WHEN the show of hands went up in the council chamber last month, you didn’t have to strain to see who wasn’t supporting Camden Council’s motion backing the Remain campaign ahead of the EU referendum. On the Labour benches, only former mayor Roger Robinson and current deputy mayor Richard Cotton, pictured above, voted against.
But as the final verdict approaches, just 21 days to go now, Richard seems disillusioned by the whole debate and reveals today his intention to allow another former Labour mayor of Camden, the Italian-born Lazzaro Pietragnoli, to vote on his behalf. Lazzaro, enthusiastically pro-EU, is ineligible to take part due to his nationality. What’s interesting is that Richard says he will not instruct his colleague how to cast the ballot; a potential Leave vote now in the hands of a Remain supporter.

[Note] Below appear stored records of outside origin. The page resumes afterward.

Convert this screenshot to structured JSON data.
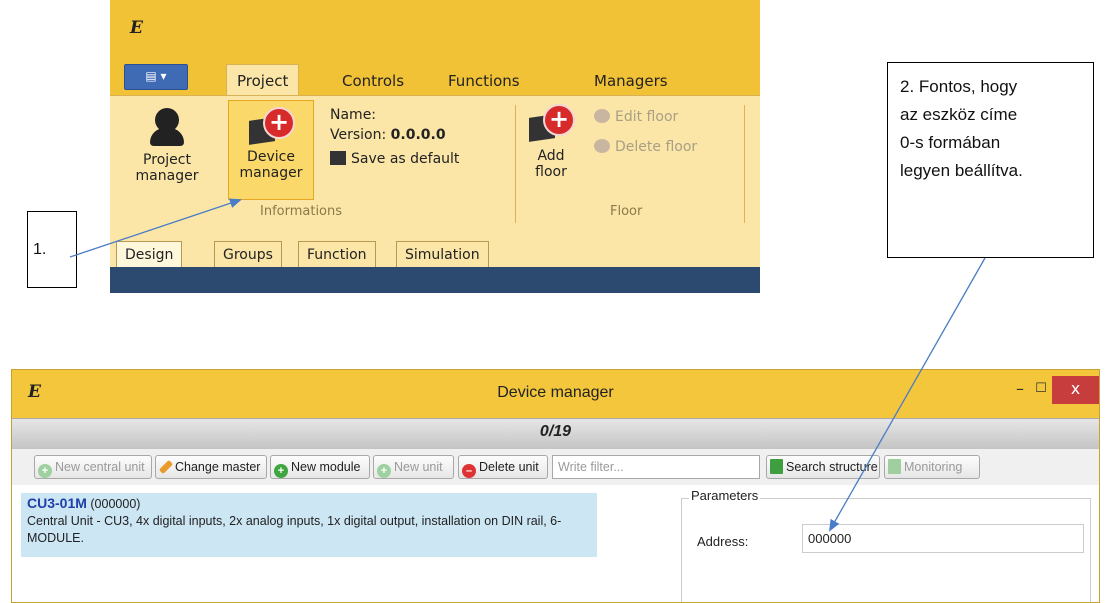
{
  "ribbon": {
    "app_logo": "E",
    "file_menu_label": "▤ ▾",
    "tabs": [
      {
        "label": "Project"
      },
      {
        "label": "Controls"
      },
      {
        "label": "Functions"
      },
      {
        "label": "Managers"
      }
    ],
    "buttons": {
      "project_manager": "Project manager",
      "device_manager": "Device manager",
      "add_floor": "Add floor",
      "edit_floor": "Edit floor",
      "delete_floor": "Delete floor",
      "save_as_default": "Save as default"
    },
    "info": {
      "name_label": "Name:",
      "version_label": "Version:",
      "version_value": "0.0.0.0"
    },
    "groups": {
      "informations": "Informations",
      "floor": "Floor"
    },
    "doc_tabs": [
      {
        "label": "Design"
      },
      {
        "label": "Groups"
      },
      {
        "label": "Function"
      },
      {
        "label": "Simulation"
      }
    ]
  },
  "callouts": {
    "one": "1.",
    "two_lines": [
      "2. Fontos, hogy",
      "az eszköz címe",
      "0-s formában",
      "legyen beállítva."
    ]
  },
  "device_manager": {
    "app_logo": "E",
    "title": "Device manager",
    "window_buttons": {
      "minimize": "–",
      "maximize": "☐",
      "close": "x"
    },
    "counter": "0/19",
    "toolbar": {
      "new_central_unit": "New central unit",
      "change_master": "Change master",
      "new_module": "New module",
      "new_unit": "New unit",
      "delete_unit": "Delete unit",
      "filter_placeholder": "Write filter...",
      "search_structure": "Search structure",
      "monitoring": "Monitoring"
    },
    "unit": {
      "name": "CU3-01M",
      "address": "(000000)",
      "description": "Central Unit - CU3, 4x digital inputs, 2x analog inputs, 1x digital output, installation on DIN rail, 6-MODULE."
    },
    "parameters": {
      "legend": "Parameters",
      "address_label": "Address:",
      "address_value": "000000"
    }
  },
  "colors": {
    "ribbon_yellow": "#f2c236",
    "panel_yellow": "#fbe6a8",
    "highlight": "#fbd86a",
    "arrow_blue": "#4a7cc7",
    "selection_blue": "#cce6f4",
    "close_red": "#c73c3c"
  }
}
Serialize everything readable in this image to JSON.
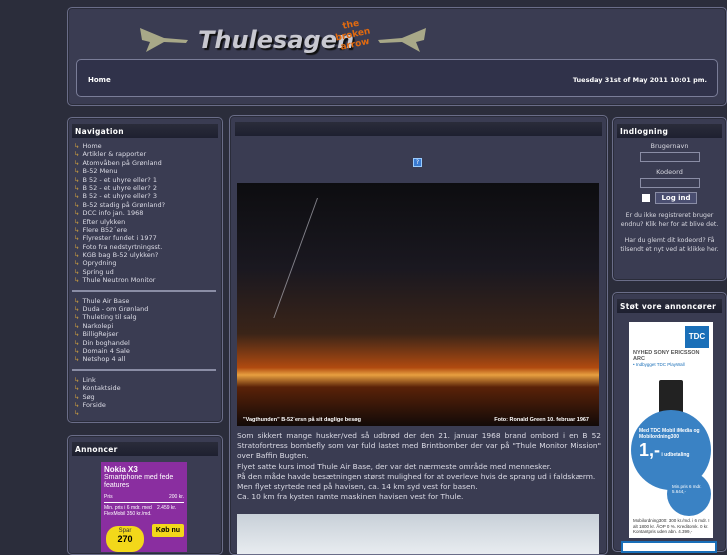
{
  "header": {
    "logo_text": "Thulesagen",
    "logo_tagline": "the broken arrow",
    "nav_home": "Home",
    "date": "Tuesday 31st of May 2011 10:01 pm."
  },
  "navigation": {
    "title": "Navigation",
    "group1": [
      "Home",
      "Artikler & rapporter",
      "Atomvåben på Grønland",
      "B-52 Menu",
      "B 52 - et uhyre eller? 1",
      "B 52 - et uhyre eller? 2",
      "B 52 - et uhyre eller? 3",
      "B-52 stadig på Grønland?",
      "DCC info jan. 1968",
      "Efter ulykken",
      "Flere B52´ere",
      "Flyrester fundet i 1977",
      "Foto fra nedstyrtningsst.",
      "KGB bag B-52 ulykken?",
      "Oprydning",
      "Spring ud",
      "Thule Neutron Monitor"
    ],
    "group2": [
      "Thule Air Base",
      "Duda - om Grønland",
      "Thuleting til salg",
      "Narkolepi",
      "BilligRejser",
      "Din boghandel",
      "Domain 4 Sale",
      "Netshop 4 all"
    ],
    "group3": [
      "Link",
      "Kontaktside",
      "Søg",
      "Forside",
      ""
    ]
  },
  "annoncer": {
    "title": "Annoncer",
    "ad": {
      "title": "Nokia X3",
      "subtitle": "Smartphone med fede features",
      "price_label": "Pris",
      "price": "200 kr.",
      "min_label": "Min. pris i 6 mdr. med FlexMobil 350 kr./md.",
      "min_price": "2.459 kr.",
      "spar": "Spar",
      "spar_value": "270",
      "buy": "Køb nu"
    }
  },
  "main": {
    "photo_caption_left": "\"Vagthunden\" B-52´ersn på sit daglige besøg",
    "photo_caption_right": "Foto: Ronald Green 10. februar 1967",
    "paragraphs": [
      "Som sikkert mange husker/ved så udbrød der den 21. januar 1968 brand ombord i en B 52 Stratofortress bombefly som var fuld lastet med Brintbomber der var på \"Thule Monitor Mission\" over Baffin Bugten.",
      "Flyet satte kurs imod Thule Air Base, der var det nærmeste område med mennesker.",
      "På den måde havde besætningen størst mulighed for at overleve hvis de sprang ud i faldskærm.",
      "Men flyet styrtede ned på havisen, ca. 14 km syd vest for basen.",
      "Ca. 10 km fra kysten ramte maskinen havisen vest for Thule."
    ]
  },
  "login": {
    "title": "Indlogning",
    "username_label": "Brugernavn",
    "password_label": "Kodeord",
    "username_value": "",
    "password_value": "",
    "login_button": "Log ind",
    "register_text": "Er du ikke registreret bruger endnu? Klik her for at blive det.",
    "forgot_text": "Har du glemt dit kodeord? Få tilsendt et nyt ved at klikke her."
  },
  "sponsors": {
    "title": "Støt vore annoncører",
    "ad": {
      "brand": "TDC",
      "headline": "NYHED SONY ERICSSON ARC",
      "sub": "• Indbygget TDC PlayWall",
      "offer": "Med TDC Mobil iMedia og Mobilordning300",
      "price": "1,-",
      "price_label": "i udbetaling",
      "min": "Min.pris 6 mdr. 5.644,-",
      "fine": "Mobilordning300: 300 kr./md. i 6 mdr. I alt 1800 kr. ÅOP 0 %. Kreditomk. 0 kr. Kontantpris uden abn. 4.399,-"
    }
  }
}
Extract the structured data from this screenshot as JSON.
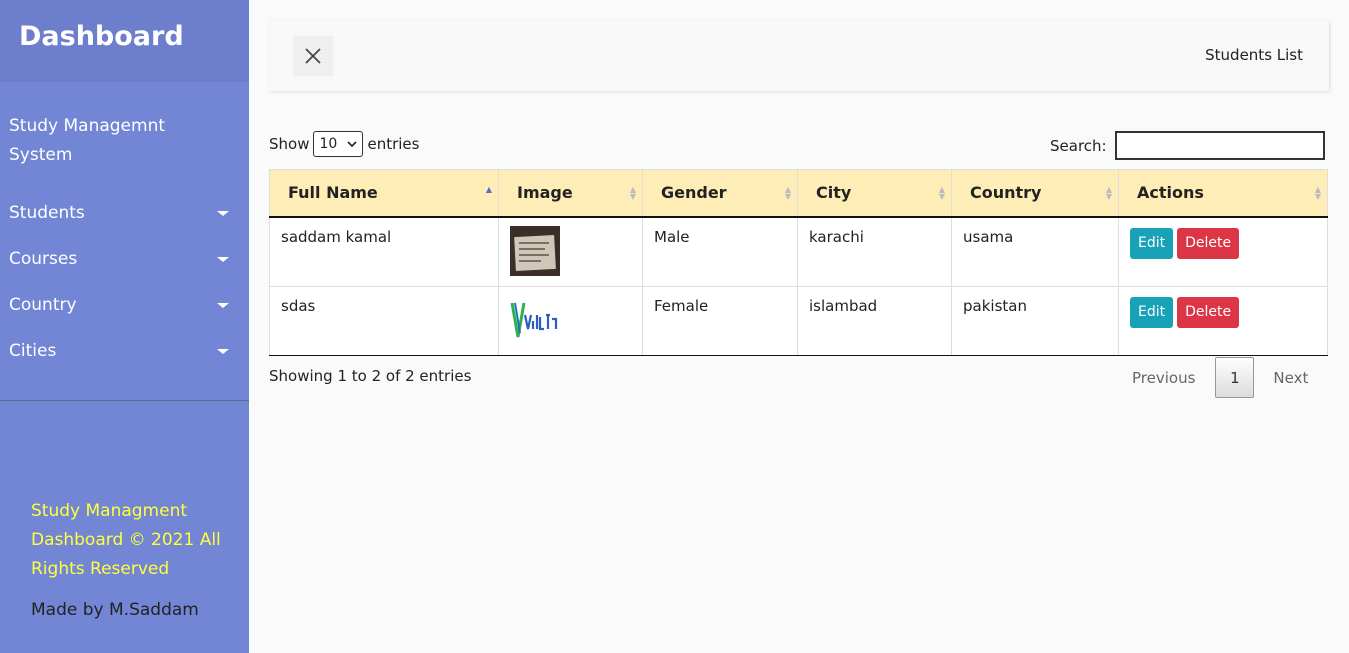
{
  "sidebar": {
    "title": "Dashboard",
    "subtitle": "Study Managemnt System",
    "items": [
      {
        "label": "Students"
      },
      {
        "label": "Courses"
      },
      {
        "label": "Country"
      },
      {
        "label": "Cities"
      }
    ],
    "footer_text": "Study Managment Dashboard © 2021 All Rights Reserved",
    "made_by": "Made by M.Saddam"
  },
  "topbar": {
    "title": "Students List"
  },
  "table_controls": {
    "show_label": "Show",
    "entries_value": "10",
    "entries_label": "entries",
    "search_label": "Search:",
    "search_value": ""
  },
  "table": {
    "headers": [
      "Full Name",
      "Image",
      "Gender",
      "City",
      "Country",
      "Actions"
    ],
    "rows": [
      {
        "full_name": "saddam kamal",
        "gender": "Male",
        "city": "karachi",
        "country": "usama",
        "image_icon": "photo-thumbnail"
      },
      {
        "full_name": "sdas",
        "gender": "Female",
        "city": "islambad",
        "country": "pakistan",
        "image_icon": "vaultspay-logo"
      }
    ],
    "edit_label": "Edit",
    "delete_label": "Delete"
  },
  "pagination": {
    "info": "Showing 1 to 2 of 2 entries",
    "previous": "Previous",
    "current_page": "1",
    "next": "Next"
  },
  "colors": {
    "sidebar_bg": "#7386d5",
    "sidebar_header_bg": "#6d7fcc",
    "table_header_bg": "#ffedb8",
    "edit_button": "#17a2b8",
    "delete_button": "#dc3545",
    "footer_text": "#ffff3c"
  }
}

In a letter to the New Journal, Cllr Cotton said: “There is a democratic deficit in EU decision-making but for me there is also a serious democratic deficit in the franchise for this referendum. There are three million citizens of other EU countries living, working and paying tax in this country yet they are not allowed to vote in the referendum. Moreover, neither of the referendum campaigns have been clear enough about how their status will affected in the event of Brexit.”
He added: “It is ridiculous that my friend and colleague Lazzaro Pietragnoli – an elected Camden councillor – doesn’t have a vote. Whatever, happens on 23rd June will not make much difference to my life but it might to his. I have therefore applied to vote by proxy and have nominated Lazzaro as my proxy with no instruction as to how to vote.”
It may not be in the spirit of the proxy rules, we were wondering in the office whether it might even be a breach of the rules, but either way it’s a striking way of making the point that 3 million long-term residents in this country are locked out of this referendum.